### WORK REQUEST
Reproduce the listing that follows, line for line.

* * * * * * *

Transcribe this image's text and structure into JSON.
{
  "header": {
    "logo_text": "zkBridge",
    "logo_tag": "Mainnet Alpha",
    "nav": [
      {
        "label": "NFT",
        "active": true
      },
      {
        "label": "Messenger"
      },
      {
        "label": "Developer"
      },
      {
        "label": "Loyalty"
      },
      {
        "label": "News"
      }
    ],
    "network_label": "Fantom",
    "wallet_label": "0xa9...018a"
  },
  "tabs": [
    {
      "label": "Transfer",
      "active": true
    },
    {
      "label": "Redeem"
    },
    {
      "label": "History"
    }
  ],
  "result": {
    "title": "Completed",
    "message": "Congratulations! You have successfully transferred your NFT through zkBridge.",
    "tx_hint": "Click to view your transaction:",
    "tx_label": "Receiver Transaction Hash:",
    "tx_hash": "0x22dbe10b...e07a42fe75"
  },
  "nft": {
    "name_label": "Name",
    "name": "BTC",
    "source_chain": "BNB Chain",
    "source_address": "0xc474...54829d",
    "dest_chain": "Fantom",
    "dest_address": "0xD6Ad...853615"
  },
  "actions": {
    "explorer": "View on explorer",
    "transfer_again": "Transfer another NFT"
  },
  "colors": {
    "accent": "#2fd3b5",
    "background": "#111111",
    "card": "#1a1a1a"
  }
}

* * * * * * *

### ANSWER TO THIS EXERCISE
Transcribe this image's text and structure into JSON.
{
  "header": {
    "logo_text": "zkBridge",
    "logo_tag": "Mainnet Alpha",
    "nav": [
      {
        "label": "NFT",
        "active": true
      },
      {
        "label": "Messenger"
      },
      {
        "label": "Developer"
      },
      {
        "label": "Loyalty"
      },
      {
        "label": "News"
      }
    ],
    "network_label": "Fantom",
    "wallet_label": "0xa9...018a"
  },
  "tabs": [
    {
      "label": "Transfer",
      "active": true
    },
    {
      "label": "Redeem"
    },
    {
      "label": "History"
    }
  ],
  "result": {
    "title": "Completed",
    "message": "Congratulations! You have successfully transferred your NFT through zkBridge.",
    "tx_hint": "Click to view your transaction:",
    "tx_label": "Receiver Transaction Hash:",
    "tx_hash": "0x22dbe10b...e07a42fe75"
  },
  "nft": {
    "name_label": "Name",
    "name": "BTC",
    "source_chain": "BNB Chain",
    "source_address": "0xc474...54829d",
    "dest_chain": "Fantom",
    "dest_address": "0xD6Ad...853615"
  },
  "actions": {
    "explorer": "View on explorer",
    "transfer_again": "Transfer another NFT"
  },
  "colors": {
    "accent": "#2fd3b5",
    "background": "#111111",
    "card": "#1a1a1a"
  }
}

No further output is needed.